=== Given information ===

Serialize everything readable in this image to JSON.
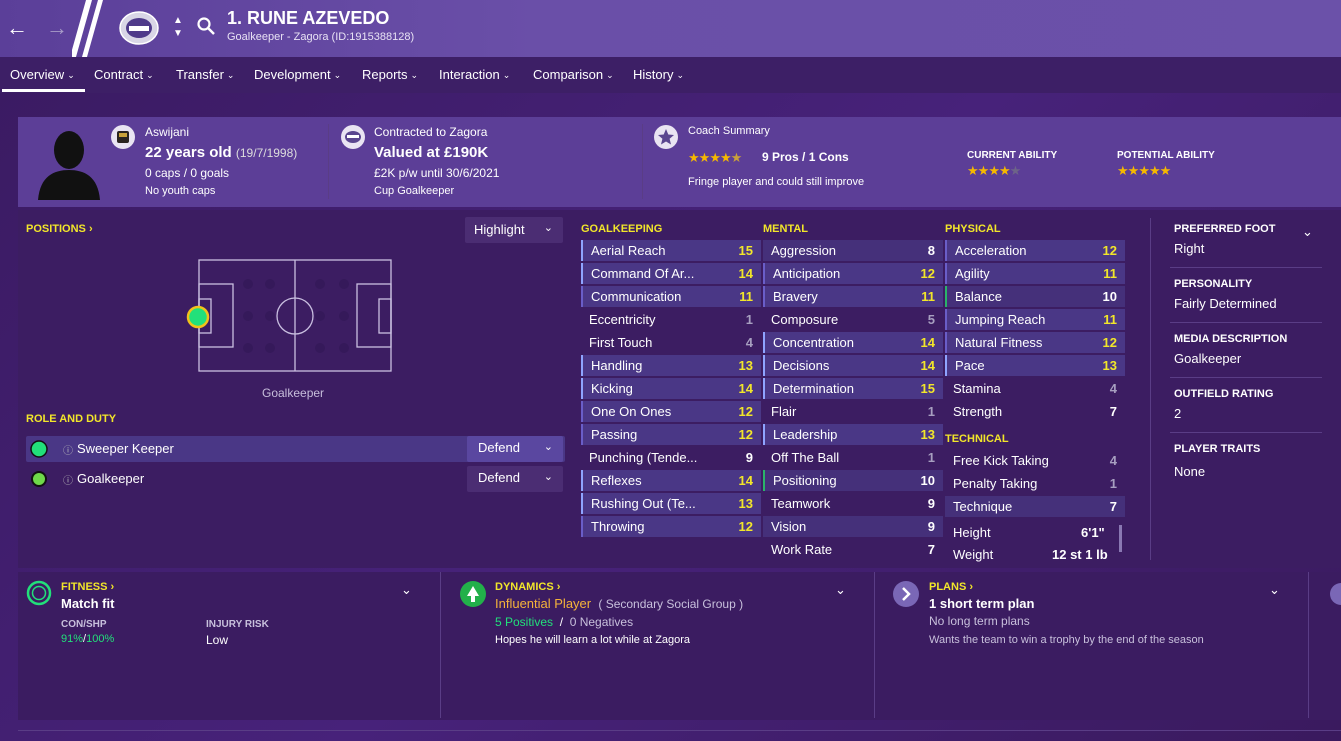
{
  "header": {
    "player_title": "1. RUNE AZEVEDO",
    "subtitle": "Goalkeeper - Zagora (ID:1915388128)"
  },
  "nav": {
    "tabs": [
      "Overview",
      "Contract",
      "Transfer",
      "Development",
      "Reports",
      "Interaction",
      "Comparison",
      "History"
    ]
  },
  "profile": {
    "nationality": "Aswijani",
    "age_label": "22 years old",
    "dob": "(19/7/1998)",
    "caps": "0 caps / 0 goals",
    "youth_caps": "No youth caps",
    "contracted": "Contracted to Zagora",
    "valued": "Valued at £190K",
    "wage": "£2K p/w until 30/6/2021",
    "role_status": "Cup Goalkeeper",
    "coach_summary_title": "Coach Summary",
    "pros_cons": "9 Pros / 1 Cons",
    "coach_note": "Fringe player and could still improve",
    "current_ability_label": "CURRENT ABILITY",
    "potential_ability_label": "POTENTIAL ABILITY",
    "coach_stars": 4.5,
    "current_stars": 4,
    "potential_stars": 5
  },
  "positions": {
    "title": "POSITIONS",
    "highlight": "Highlight",
    "position_label": "Goalkeeper",
    "role_duty_title": "ROLE AND DUTY",
    "roles": [
      {
        "name": "Sweeper Keeper",
        "duty": "Defend"
      },
      {
        "name": "Goalkeeper",
        "duty": "Defend"
      }
    ]
  },
  "attributes": {
    "goalkeeping_title": "GOALKEEPING",
    "mental_title": "MENTAL",
    "physical_title": "PHYSICAL",
    "technical_title": "TECHNICAL",
    "goalkeeping": [
      {
        "name": "Aerial Reach",
        "value": "15"
      },
      {
        "name": "Command Of Ar...",
        "value": "14"
      },
      {
        "name": "Communication",
        "value": "11"
      },
      {
        "name": "Eccentricity",
        "value": "1"
      },
      {
        "name": "First Touch",
        "value": "4"
      },
      {
        "name": "Handling",
        "value": "13"
      },
      {
        "name": "Kicking",
        "value": "14"
      },
      {
        "name": "One On Ones",
        "value": "12"
      },
      {
        "name": "Passing",
        "value": "12"
      },
      {
        "name": "Punching (Tende...",
        "value": "9"
      },
      {
        "name": "Reflexes",
        "value": "14"
      },
      {
        "name": "Rushing Out (Te...",
        "value": "13"
      },
      {
        "name": "Throwing",
        "value": "12"
      }
    ],
    "mental": [
      {
        "name": "Aggression",
        "value": "8"
      },
      {
        "name": "Anticipation",
        "value": "12"
      },
      {
        "name": "Bravery",
        "value": "11"
      },
      {
        "name": "Composure",
        "value": "5"
      },
      {
        "name": "Concentration",
        "value": "14"
      },
      {
        "name": "Decisions",
        "value": "14"
      },
      {
        "name": "Determination",
        "value": "15"
      },
      {
        "name": "Flair",
        "value": "1"
      },
      {
        "name": "Leadership",
        "value": "13"
      },
      {
        "name": "Off The Ball",
        "value": "1"
      },
      {
        "name": "Positioning",
        "value": "10"
      },
      {
        "name": "Teamwork",
        "value": "9"
      },
      {
        "name": "Vision",
        "value": "9"
      },
      {
        "name": "Work Rate",
        "value": "7"
      }
    ],
    "physical": [
      {
        "name": "Acceleration",
        "value": "12"
      },
      {
        "name": "Agility",
        "value": "11"
      },
      {
        "name": "Balance",
        "value": "10"
      },
      {
        "name": "Jumping Reach",
        "value": "11"
      },
      {
        "name": "Natural Fitness",
        "value": "12"
      },
      {
        "name": "Pace",
        "value": "13"
      },
      {
        "name": "Stamina",
        "value": "4"
      },
      {
        "name": "Strength",
        "value": "7"
      }
    ],
    "technical": [
      {
        "name": "Free Kick Taking",
        "value": "4"
      },
      {
        "name": "Penalty Taking",
        "value": "1"
      },
      {
        "name": "Technique",
        "value": "7"
      }
    ],
    "height_label": "Height",
    "height": "6'1\"",
    "weight_label": "Weight",
    "weight": "12 st 1 lb"
  },
  "info": {
    "preferred_foot_label": "PREFERRED FOOT",
    "preferred_foot": "Right",
    "personality_label": "PERSONALITY",
    "personality": "Fairly Determined",
    "media_label": "MEDIA DESCRIPTION",
    "media": "Goalkeeper",
    "outfield_label": "OUTFIELD RATING",
    "outfield": "2",
    "traits_label": "PLAYER TRAITS",
    "traits": "None"
  },
  "fitness": {
    "title": "FITNESS",
    "status": "Match fit",
    "con_label": "CON/SHP",
    "con": "91%",
    "shp": "100%",
    "injury_label": "INJURY RISK",
    "injury": "Low"
  },
  "dynamics": {
    "title": "DYNAMICS",
    "influence": "Influential Player",
    "group": "( Secondary Social Group )",
    "positives": "5 Positives",
    "negatives": "0 Negatives",
    "note": "Hopes he will learn a lot while at Zagora"
  },
  "plans": {
    "title": "PLANS",
    "short": "1 short term plan",
    "long": "No long term plans",
    "note": "Wants the team to win a trophy by the end of the season"
  },
  "colors": {
    "accent_yellow": "#f2e62a",
    "highlight_green": "#22e07a",
    "header_purple": "#6a4fa8"
  }
}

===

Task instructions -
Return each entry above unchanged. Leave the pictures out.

Result for this exercise -
Serialize everything readable in this image to JSON.
{
  "header": {
    "player_title": "1. RUNE AZEVEDO",
    "subtitle": "Goalkeeper - Zagora (ID:1915388128)"
  },
  "nav": {
    "tabs": [
      "Overview",
      "Contract",
      "Transfer",
      "Development",
      "Reports",
      "Interaction",
      "Comparison",
      "History"
    ]
  },
  "profile": {
    "nationality": "Aswijani",
    "age_label": "22 years old",
    "dob": "(19/7/1998)",
    "caps": "0 caps / 0 goals",
    "youth_caps": "No youth caps",
    "contracted": "Contracted to Zagora",
    "valued": "Valued at £190K",
    "wage": "£2K p/w until 30/6/2021",
    "role_status": "Cup Goalkeeper",
    "coach_summary_title": "Coach Summary",
    "pros_cons": "9 Pros / 1 Cons",
    "coach_note": "Fringe player and could still improve",
    "current_ability_label": "CURRENT ABILITY",
    "potential_ability_label": "POTENTIAL ABILITY",
    "coach_stars": 4.5,
    "current_stars": 4,
    "potential_stars": 5
  },
  "positions": {
    "title": "POSITIONS",
    "highlight": "Highlight",
    "position_label": "Goalkeeper",
    "role_duty_title": "ROLE AND DUTY",
    "roles": [
      {
        "name": "Sweeper Keeper",
        "duty": "Defend"
      },
      {
        "name": "Goalkeeper",
        "duty": "Defend"
      }
    ]
  },
  "attributes": {
    "goalkeeping_title": "GOALKEEPING",
    "mental_title": "MENTAL",
    "physical_title": "PHYSICAL",
    "technical_title": "TECHNICAL",
    "goalkeeping": [
      {
        "name": "Aerial Reach",
        "value": "15"
      },
      {
        "name": "Command Of Ar...",
        "value": "14"
      },
      {
        "name": "Communication",
        "value": "11"
      },
      {
        "name": "Eccentricity",
        "value": "1"
      },
      {
        "name": "First Touch",
        "value": "4"
      },
      {
        "name": "Handling",
        "value": "13"
      },
      {
        "name": "Kicking",
        "value": "14"
      },
      {
        "name": "One On Ones",
        "value": "12"
      },
      {
        "name": "Passing",
        "value": "12"
      },
      {
        "name": "Punching (Tende...",
        "value": "9"
      },
      {
        "name": "Reflexes",
        "value": "14"
      },
      {
        "name": "Rushing Out (Te...",
        "value": "13"
      },
      {
        "name": "Throwing",
        "value": "12"
      }
    ],
    "mental": [
      {
        "name": "Aggression",
        "value": "8"
      },
      {
        "name": "Anticipation",
        "value": "12"
      },
      {
        "name": "Bravery",
        "value": "11"
      },
      {
        "name": "Composure",
        "value": "5"
      },
      {
        "name": "Concentration",
        "value": "14"
      },
      {
        "name": "Decisions",
        "value": "14"
      },
      {
        "name": "Determination",
        "value": "15"
      },
      {
        "name": "Flair",
        "value": "1"
      },
      {
        "name": "Leadership",
        "value": "13"
      },
      {
        "name": "Off The Ball",
        "value": "1"
      },
      {
        "name": "Positioning",
        "value": "10"
      },
      {
        "name": "Teamwork",
        "value": "9"
      },
      {
        "name": "Vision",
        "value": "9"
      },
      {
        "name": "Work Rate",
        "value": "7"
      }
    ],
    "physical": [
      {
        "name": "Acceleration",
        "value": "12"
      },
      {
        "name": "Agility",
        "value": "11"
      },
      {
        "name": "Balance",
        "value": "10"
      },
      {
        "name": "Jumping Reach",
        "value": "11"
      },
      {
        "name": "Natural Fitness",
        "value": "12"
      },
      {
        "name": "Pace",
        "value": "13"
      },
      {
        "name": "Stamina",
        "value": "4"
      },
      {
        "name": "Strength",
        "value": "7"
      }
    ],
    "technical": [
      {
        "name": "Free Kick Taking",
        "value": "4"
      },
      {
        "name": "Penalty Taking",
        "value": "1"
      },
      {
        "name": "Technique",
        "value": "7"
      }
    ],
    "height_label": "Height",
    "height": "6'1\"",
    "weight_label": "Weight",
    "weight": "12 st 1 lb"
  },
  "info": {
    "preferred_foot_label": "PREFERRED FOOT",
    "preferred_foot": "Right",
    "personality_label": "PERSONALITY",
    "personality": "Fairly Determined",
    "media_label": "MEDIA DESCRIPTION",
    "media": "Goalkeeper",
    "outfield_label": "OUTFIELD RATING",
    "outfield": "2",
    "traits_label": "PLAYER TRAITS",
    "traits": "None"
  },
  "fitness": {
    "title": "FITNESS",
    "status": "Match fit",
    "con_label": "CON/SHP",
    "con": "91%",
    "shp": "100%",
    "injury_label": "INJURY RISK",
    "injury": "Low"
  },
  "dynamics": {
    "title": "DYNAMICS",
    "influence": "Influential Player",
    "group": "( Secondary Social Group )",
    "positives": "5 Positives",
    "negatives": "0 Negatives",
    "note": "Hopes he will learn a lot while at Zagora"
  },
  "plans": {
    "title": "PLANS",
    "short": "1 short term plan",
    "long": "No long term plans",
    "note": "Wants the team to win a trophy by the end of the season"
  },
  "colors": {
    "accent_yellow": "#f2e62a",
    "highlight_green": "#22e07a",
    "header_purple": "#6a4fa8"
  }
}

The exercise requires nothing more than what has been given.